[Start of section]

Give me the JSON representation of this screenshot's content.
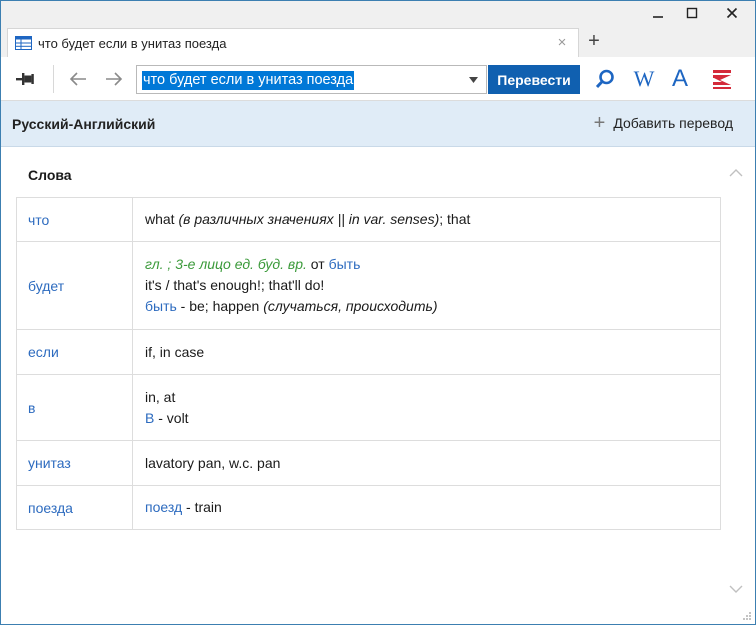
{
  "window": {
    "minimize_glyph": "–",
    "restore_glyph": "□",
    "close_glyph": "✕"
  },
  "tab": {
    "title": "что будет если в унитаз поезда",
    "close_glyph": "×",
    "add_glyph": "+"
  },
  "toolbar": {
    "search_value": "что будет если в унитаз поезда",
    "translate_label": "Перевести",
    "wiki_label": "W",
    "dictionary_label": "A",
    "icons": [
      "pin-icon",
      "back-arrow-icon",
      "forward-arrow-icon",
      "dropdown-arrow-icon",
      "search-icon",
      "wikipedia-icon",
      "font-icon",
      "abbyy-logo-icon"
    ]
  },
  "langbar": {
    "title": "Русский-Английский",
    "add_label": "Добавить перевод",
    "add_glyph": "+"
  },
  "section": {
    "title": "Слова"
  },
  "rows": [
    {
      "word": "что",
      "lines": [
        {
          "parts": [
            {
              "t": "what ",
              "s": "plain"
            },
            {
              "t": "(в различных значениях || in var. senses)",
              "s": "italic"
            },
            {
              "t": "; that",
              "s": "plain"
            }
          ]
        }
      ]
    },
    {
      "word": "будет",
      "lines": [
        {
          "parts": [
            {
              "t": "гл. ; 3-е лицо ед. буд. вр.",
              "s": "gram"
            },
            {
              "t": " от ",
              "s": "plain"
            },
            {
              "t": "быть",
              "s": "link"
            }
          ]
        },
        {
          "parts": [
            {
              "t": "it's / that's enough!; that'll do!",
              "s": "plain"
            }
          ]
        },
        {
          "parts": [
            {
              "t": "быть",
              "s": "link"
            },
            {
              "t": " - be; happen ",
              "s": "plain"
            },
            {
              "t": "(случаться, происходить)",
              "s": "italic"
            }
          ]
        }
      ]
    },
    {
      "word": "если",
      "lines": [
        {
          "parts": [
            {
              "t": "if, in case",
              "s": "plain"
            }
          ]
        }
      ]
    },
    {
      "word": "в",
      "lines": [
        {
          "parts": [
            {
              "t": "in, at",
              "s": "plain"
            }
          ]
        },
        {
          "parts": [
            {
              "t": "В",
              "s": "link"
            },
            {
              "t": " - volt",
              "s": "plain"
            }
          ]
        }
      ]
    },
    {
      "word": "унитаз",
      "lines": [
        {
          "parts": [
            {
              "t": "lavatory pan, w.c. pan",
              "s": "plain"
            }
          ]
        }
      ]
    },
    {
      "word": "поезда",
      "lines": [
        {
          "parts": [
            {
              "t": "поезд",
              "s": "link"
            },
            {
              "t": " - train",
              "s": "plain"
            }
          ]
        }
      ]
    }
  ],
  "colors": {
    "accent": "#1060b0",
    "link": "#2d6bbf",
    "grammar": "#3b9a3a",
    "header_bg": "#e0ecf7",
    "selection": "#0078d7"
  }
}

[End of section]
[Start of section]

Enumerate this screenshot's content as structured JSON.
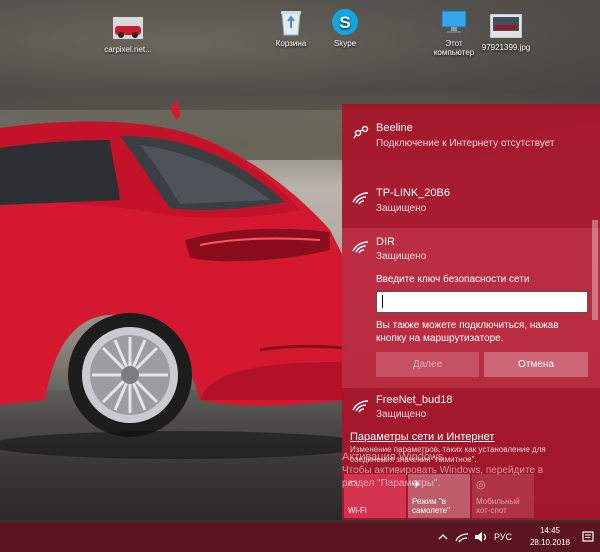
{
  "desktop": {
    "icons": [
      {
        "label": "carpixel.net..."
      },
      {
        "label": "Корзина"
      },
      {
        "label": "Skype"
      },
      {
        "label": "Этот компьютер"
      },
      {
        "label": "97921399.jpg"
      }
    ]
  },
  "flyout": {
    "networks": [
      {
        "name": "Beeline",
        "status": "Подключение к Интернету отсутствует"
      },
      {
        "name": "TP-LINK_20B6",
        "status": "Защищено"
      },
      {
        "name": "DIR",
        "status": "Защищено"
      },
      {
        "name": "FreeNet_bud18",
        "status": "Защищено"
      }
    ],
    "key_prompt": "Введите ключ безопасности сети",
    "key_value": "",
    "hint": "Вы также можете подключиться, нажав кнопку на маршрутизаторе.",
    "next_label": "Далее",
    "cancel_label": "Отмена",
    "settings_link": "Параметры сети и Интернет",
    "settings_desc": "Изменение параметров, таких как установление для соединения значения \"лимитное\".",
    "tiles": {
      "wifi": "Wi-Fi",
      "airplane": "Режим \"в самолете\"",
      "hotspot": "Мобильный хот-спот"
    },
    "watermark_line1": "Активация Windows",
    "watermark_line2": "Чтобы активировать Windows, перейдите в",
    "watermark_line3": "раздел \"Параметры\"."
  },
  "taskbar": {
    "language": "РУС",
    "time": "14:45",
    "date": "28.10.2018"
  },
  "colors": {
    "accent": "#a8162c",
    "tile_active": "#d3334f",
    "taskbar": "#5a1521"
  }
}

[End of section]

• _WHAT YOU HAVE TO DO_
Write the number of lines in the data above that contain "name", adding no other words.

• _YOUR RESPONSE_
4